Gaston Schools history, Part III: The little district that could

The Gaston Public School District doesn’t seem to have an official birthday, although the elementary and high school districts merged officially on May 31, 1968, offering a potential date.

The district’s obituary has been written several times (click here for earlier history), always prematurely. About all that is certain is that Gaston always has been, and continues to be, the little district that finds a way to survive.

In our last installment, Gaston had survived several votes that could have merged the district into Forest Grove; in fact some of the votes actually enlarged the Gaston district. But as the 1970s began, the Gaston school budget crisis persisted. Continue reading

That time a President died in Oregon … the tale of a psychic ghost

The following is an excerpt from Creek With No Name: How the West Was Won (and Lost) in Gaston, Oregon, Copyright 2011, Ken Bilderback. All rights reserved:

Creek With No NameLouis Rader was the subject of many stories in The Oregonian after his arrest, but the basis of his story is revealed in the cascading headlines on the very first article, which appeared on the doorsteps of Portlanders on the morning of June 27, 1923. The story involved a planned visit to Portland by President Warren G. Harding, and the main headline blared: “Farmer Threatens Life of President.” The first subhead elaborated on the evidence against him: “Rancher of Gaston Arrested for Writing Letter.”

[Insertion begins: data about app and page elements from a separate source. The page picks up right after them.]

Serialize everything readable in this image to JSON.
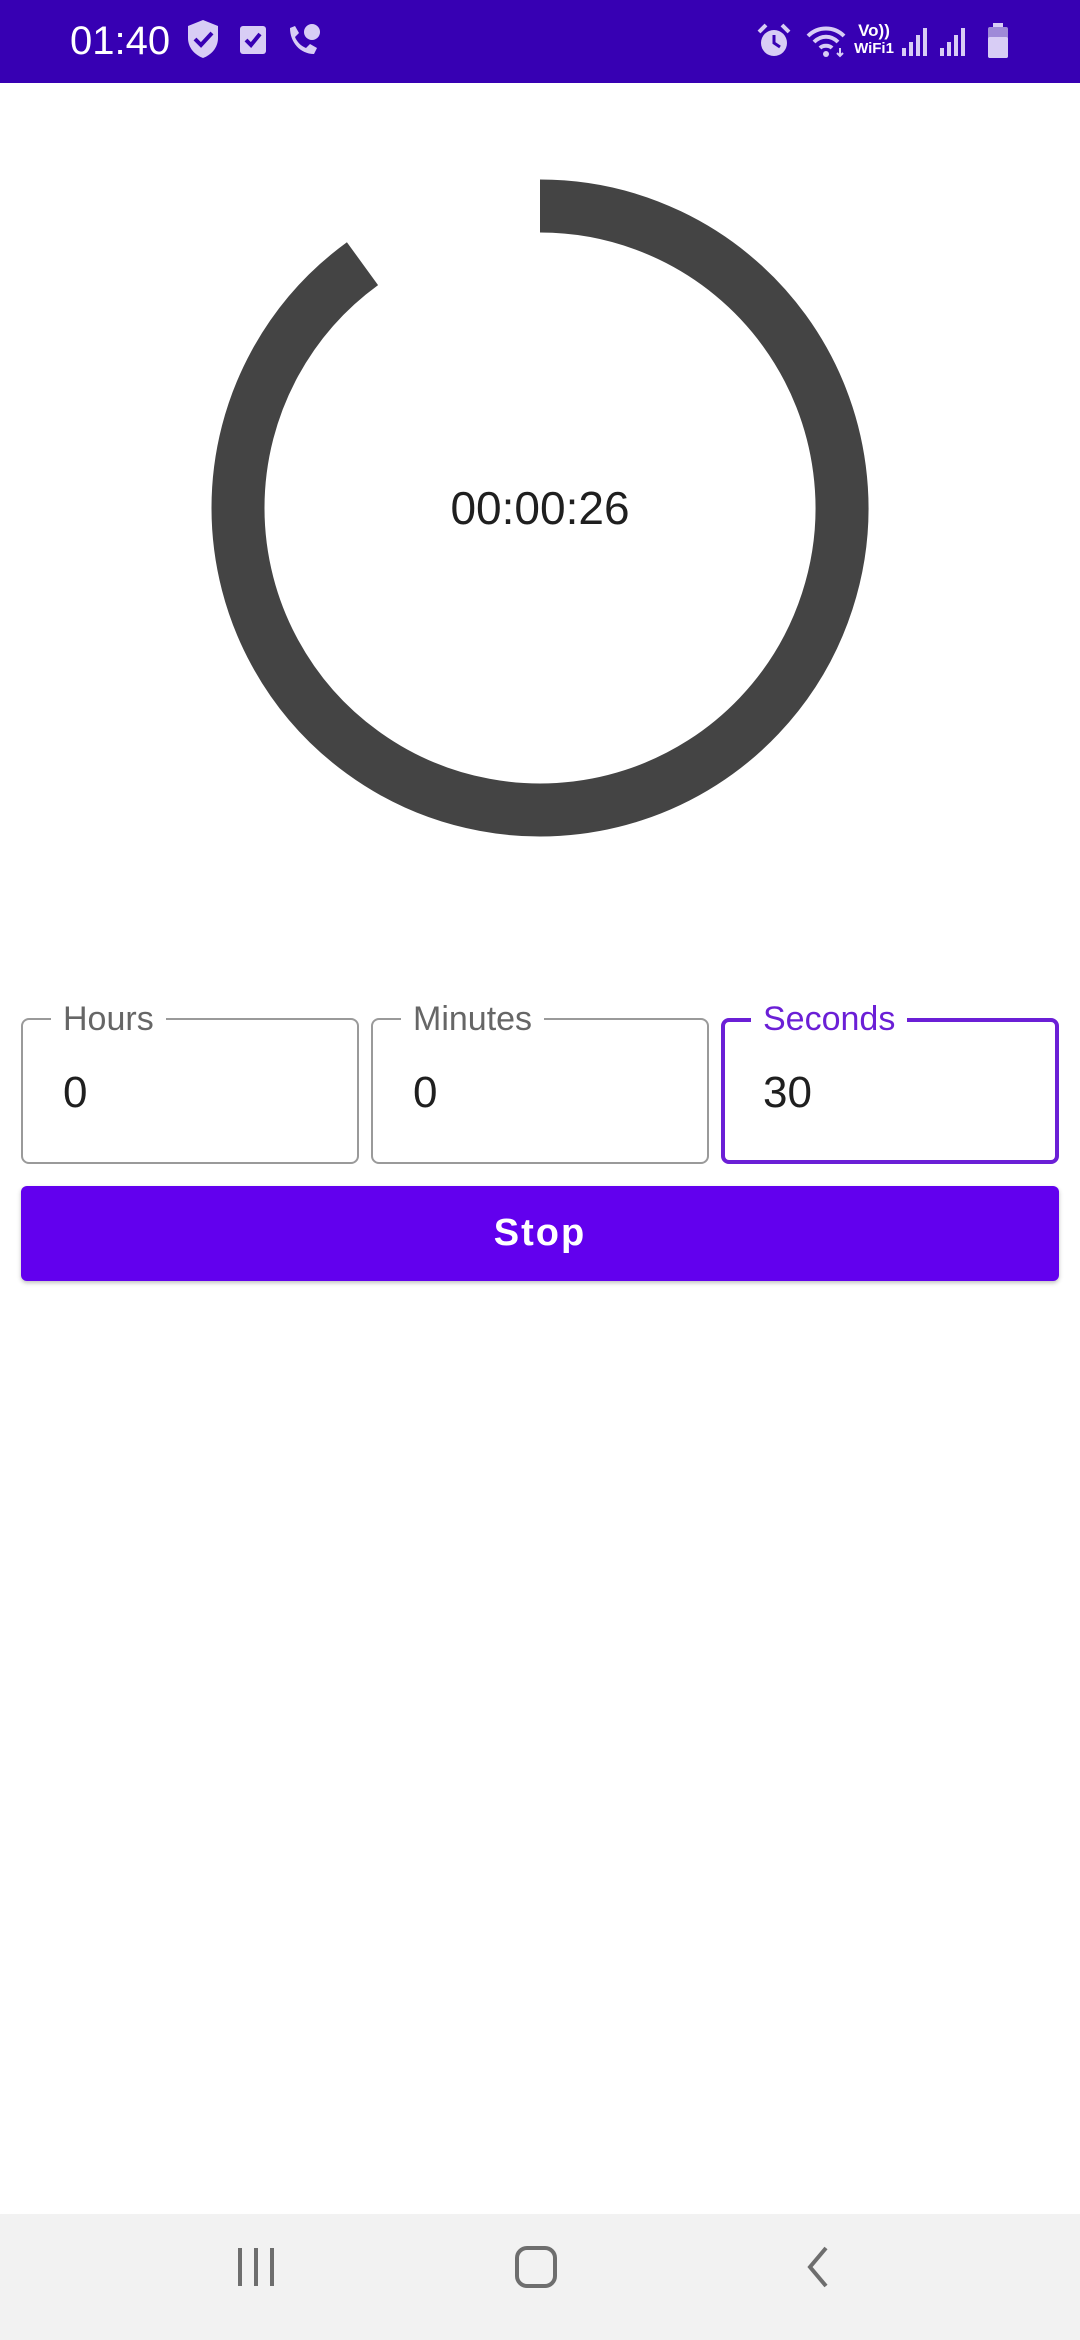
{
  "status_bar": {
    "time": "01:40",
    "left_icons": [
      "shield-check-icon",
      "checkbox-icon",
      "wifi-call-icon"
    ],
    "right_icons": [
      "alarm-icon",
      "wifi-icon",
      "vowifi-indicator",
      "signal-1-icon",
      "signal-2-icon",
      "battery-icon"
    ],
    "vowifi_line1": "Vo))",
    "vowifi_line2": "WiFi1",
    "background_color": "#3700b3"
  },
  "timer": {
    "display": "00:00:26",
    "progress_fraction": 0.9,
    "ring_color": "#444444"
  },
  "fields": {
    "hours": {
      "label": "Hours",
      "value": "0"
    },
    "minutes": {
      "label": "Minutes",
      "value": "0"
    },
    "seconds": {
      "label": "Seconds",
      "value": "30",
      "focused": true
    }
  },
  "stop_button": {
    "label": "Stop",
    "color": "#6200ee"
  },
  "nav_bar": {
    "buttons": [
      "recent-apps-icon",
      "home-icon",
      "back-icon"
    ]
  },
  "colors": {
    "accent": "#6200ee",
    "focus": "#6b1fd6"
  }
}
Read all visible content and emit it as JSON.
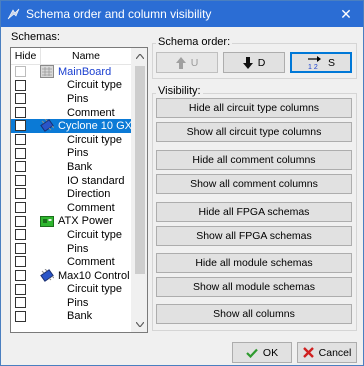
{
  "window": {
    "title": "Schema order and column visibility",
    "close_glyph": "✕"
  },
  "schemas_group": {
    "label": "Schemas:",
    "header": {
      "hide": "Hide",
      "name": "Name"
    },
    "rows": [
      {
        "type": "schema",
        "label": "MainBoard",
        "icon": "schematic-icon",
        "selected": false,
        "blue": true
      },
      {
        "type": "sub",
        "label": "Circuit type"
      },
      {
        "type": "sub",
        "label": "Pins"
      },
      {
        "type": "sub",
        "label": "Comment"
      },
      {
        "type": "schema",
        "label": "Cyclone 10 GX",
        "icon": "chip-icon",
        "selected": true
      },
      {
        "type": "sub",
        "label": "Circuit type"
      },
      {
        "type": "sub",
        "label": "Pins"
      },
      {
        "type": "sub",
        "label": "Bank"
      },
      {
        "type": "sub",
        "label": "IO standard"
      },
      {
        "type": "sub",
        "label": "Direction"
      },
      {
        "type": "sub",
        "label": "Comment"
      },
      {
        "type": "schema",
        "label": "ATX Power",
        "icon": "module-icon",
        "selected": false
      },
      {
        "type": "sub",
        "label": "Circuit type"
      },
      {
        "type": "sub",
        "label": "Pins"
      },
      {
        "type": "sub",
        "label": "Comment"
      },
      {
        "type": "schema",
        "label": "Max10 Control",
        "icon": "chip-icon",
        "selected": false
      },
      {
        "type": "sub",
        "label": "Circuit type"
      },
      {
        "type": "sub",
        "label": "Pins"
      },
      {
        "type": "sub",
        "label": "Bank"
      }
    ]
  },
  "order_group": {
    "label": "Schema order:",
    "up": "U",
    "down": "D",
    "sort": "S",
    "sort_icon_text": "1 2"
  },
  "visibility_group": {
    "label": "Visibility:",
    "buttons": [
      "Hide all circuit type columns",
      "Show all circuit type columns",
      "Hide all comment columns",
      "Show all comment columns",
      "Hide all FPGA schemas",
      "Show all FPGA schemas",
      "Hide all module schemas",
      "Show all module schemas",
      "Show all columns"
    ]
  },
  "footer": {
    "ok": "OK",
    "cancel": "Cancel"
  },
  "colors": {
    "titlebar": "#2b6dd4",
    "selection": "#0b7ad6",
    "link_blue": "#1a3fd0",
    "focus": "#0078d7"
  }
}
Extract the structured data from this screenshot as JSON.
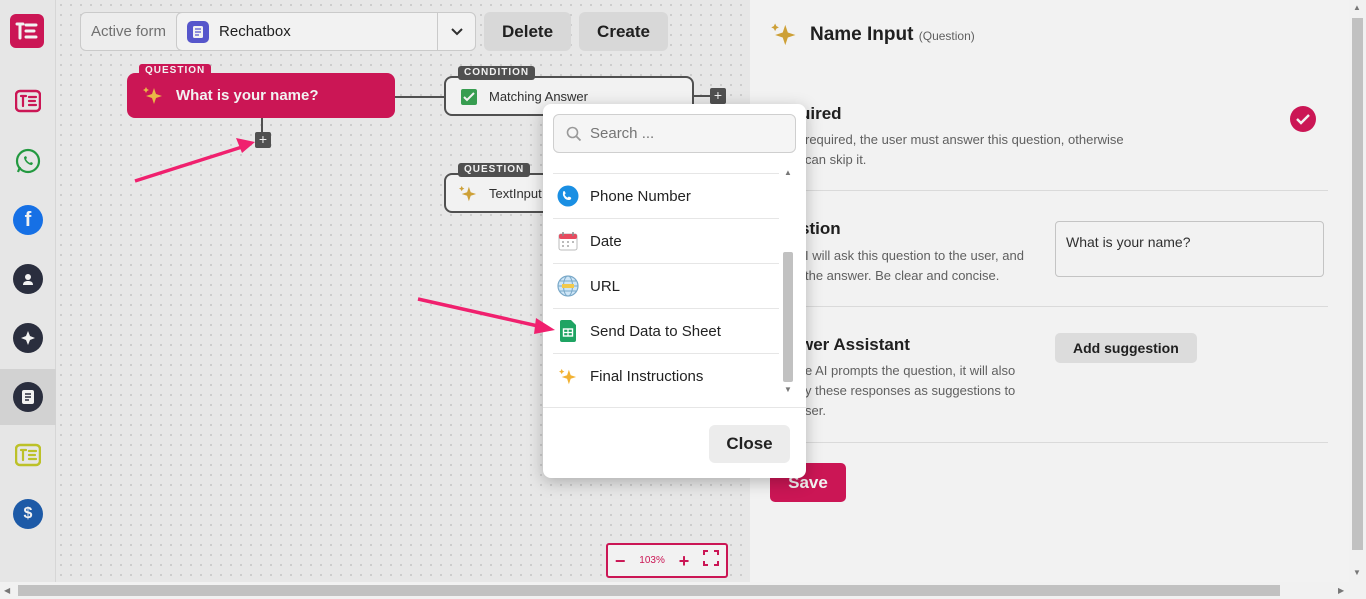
{
  "topbar": {
    "active_form_label": "Active form",
    "selected_form": "Rechatbox",
    "delete_label": "Delete",
    "create_label": "Create"
  },
  "nodes": {
    "question1": {
      "tag": "QUESTION",
      "title": "What is your name?"
    },
    "condition": {
      "tag": "CONDITION",
      "title": "Matching Answer"
    },
    "question2": {
      "tag": "QUESTION",
      "title": "TextInput"
    }
  },
  "zoom": {
    "level": "103%"
  },
  "panel": {
    "title": "Name Input",
    "subtitle": "(Question)",
    "required": {
      "heading": "uired",
      "desc1": "required, the user must answer this question, otherwise",
      "desc2": "can skip it."
    },
    "question": {
      "heading": "stion",
      "desc1": "I will ask this question to the user, and",
      "desc2": "the answer. Be clear and concise.",
      "value": "What is your name?"
    },
    "assistant": {
      "heading": "wer Assistant",
      "desc1": "e AI prompts the question, it will also",
      "desc2": "y these responses as suggestions to",
      "desc3": "ser.",
      "button": "Add suggestion"
    },
    "save_label": "Save"
  },
  "modal": {
    "search_placeholder": "Search ...",
    "items": [
      {
        "label": "Phone Number",
        "icon": "phone-icon"
      },
      {
        "label": "Date",
        "icon": "calendar-icon"
      },
      {
        "label": "URL",
        "icon": "globe-icon"
      },
      {
        "label": "Send Data to Sheet",
        "icon": "sheets-icon"
      },
      {
        "label": "Final Instructions",
        "icon": "sparkle-icon"
      }
    ],
    "close_label": "Close"
  },
  "colors": {
    "brand": "#d6185a",
    "node_dark": "#555555"
  }
}
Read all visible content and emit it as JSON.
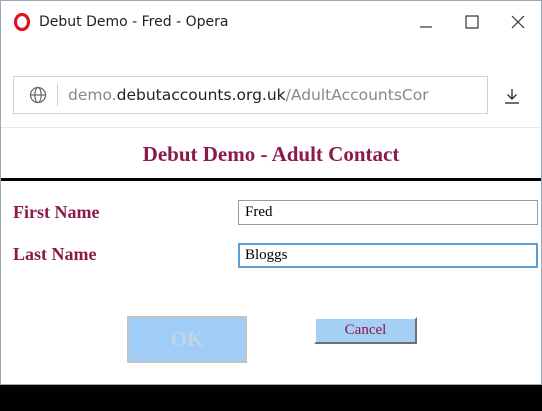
{
  "window": {
    "title": "Debut Demo - Fred - Opera"
  },
  "address": {
    "url_prefix": "demo.",
    "url_domain": "debutaccounts.org.uk",
    "url_path": "/AdultAccountsCor"
  },
  "page": {
    "title": "Debut Demo - Adult Contact"
  },
  "form": {
    "first_name_label": "First Name",
    "first_name_value": "Fred",
    "last_name_label": "Last Name",
    "last_name_value": "Bloggs",
    "ok_label": "OK",
    "cancel_label": "Cancel"
  },
  "colors": {
    "label": "#8b1a4a",
    "button_bg": "#a6cff5",
    "focus_border": "#5e9ed6"
  }
}
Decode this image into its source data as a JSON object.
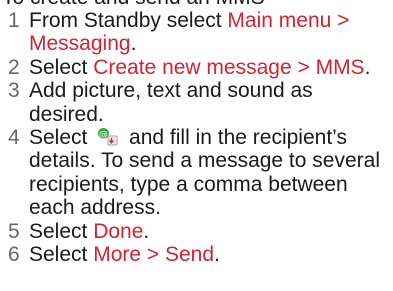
{
  "header": {
    "cutoff_text": "To create and send an MMS"
  },
  "steps": [
    {
      "num": "1",
      "pre": "From Standby select ",
      "link": "Main menu > Messaging",
      "post": "."
    },
    {
      "num": "2",
      "pre": "Select ",
      "link": "Create new message > MMS",
      "post": "."
    },
    {
      "num": "3",
      "text": "Add picture, text and sound as desired."
    },
    {
      "num": "4",
      "pre": "Select ",
      "post": " and fill in the recipient’s details. To send a message to several recipients, type a comma between each address.",
      "icon": "send-message-icon"
    },
    {
      "num": "5",
      "pre": "Select ",
      "link": "Done",
      "post": "."
    },
    {
      "num": "6",
      "pre": "Select ",
      "link": "More > Send",
      "post": "."
    }
  ],
  "colors": {
    "link": "#d5232f",
    "number": "#666666",
    "text": "#1a1a1a",
    "icon_green": "#3aa63c"
  }
}
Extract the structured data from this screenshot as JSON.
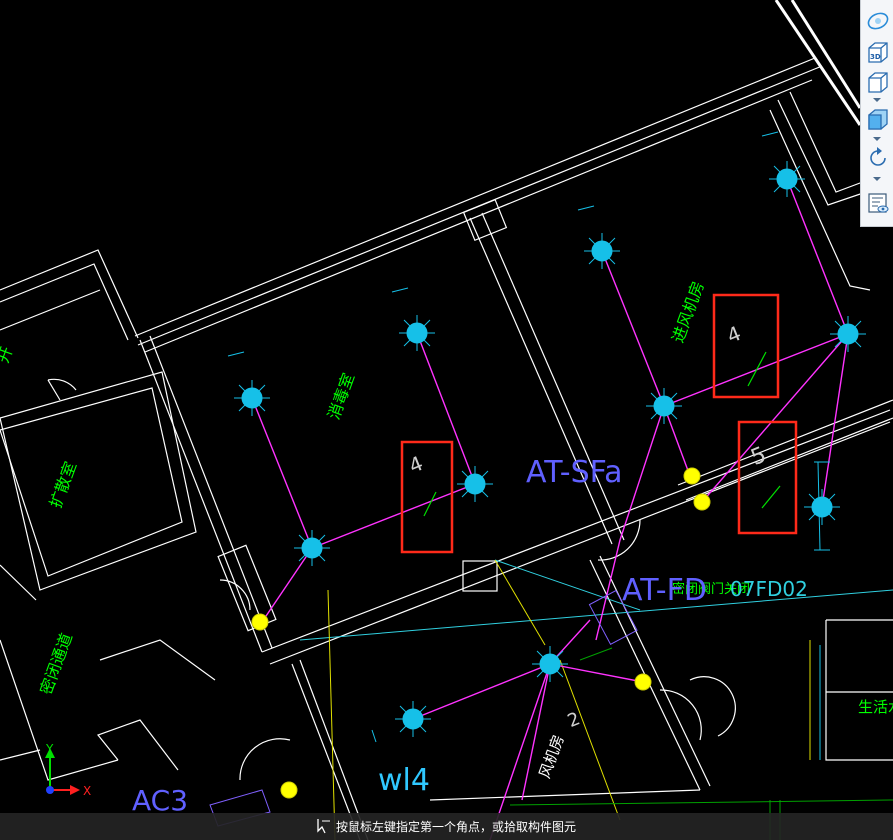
{
  "viewport": {
    "background": "#000000",
    "room_labels": [
      {
        "id": "left-edge",
        "text": "开"
      },
      {
        "id": "disinfection",
        "text": "消毒室"
      },
      {
        "id": "fresh-air",
        "text": "进风机房"
      },
      {
        "id": "storage",
        "text": "扩散室"
      },
      {
        "id": "sealed-passage",
        "text": "密闭通道"
      },
      {
        "id": "fan-room",
        "text": "风机房"
      },
      {
        "id": "domestic-water",
        "text": "生活水"
      },
      {
        "id": "overlap",
        "text": "密闭阀门关闭"
      }
    ],
    "tags": {
      "at_sfa": "AT-SFa",
      "at_fd": "AT-FD",
      "fd_code": "07FD02",
      "wl4": "wl4",
      "ac3": "AC3",
      "glyph_1": "4",
      "glyph_2": "4",
      "glyph_3": "5",
      "glyph_4": "2"
    },
    "colors": {
      "walls": "#ffffff",
      "room_label": "#00ff00",
      "pipe": "#ff33ff",
      "sprinkler": "#16c0e8",
      "valve": "#ffff00",
      "highlight": "#ff2a1a",
      "tag": "#6060ff",
      "cyan_line": "#30d0e0"
    }
  },
  "axis": {
    "x_label": "X",
    "y_label": "Y"
  },
  "toolbar": {
    "buttons": [
      {
        "name": "orbit-icon"
      },
      {
        "name": "view-3d-icon",
        "label": "3D"
      },
      {
        "name": "view-box-icon"
      },
      {
        "name": "view-shaded-icon"
      },
      {
        "name": "rotate-icon"
      },
      {
        "name": "layer-properties-icon"
      }
    ]
  },
  "status_bar": {
    "prompt": "按鼠标左键指定第一个角点，或拾取构件图元"
  }
}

On the surface, a letter threatening the life of a President about to visit the area sounds pretty damning. Upon closer inspection, however, the letter seems more a statement of confusion than confession. The letter was written to the Portland Chamber of Commerce and contains this threat, or possible threat: “Now friends this nice morning I have a hunch here it is President Harding will be called this month on a Fryday to a high court where he will give account to the above mention.” Continue reading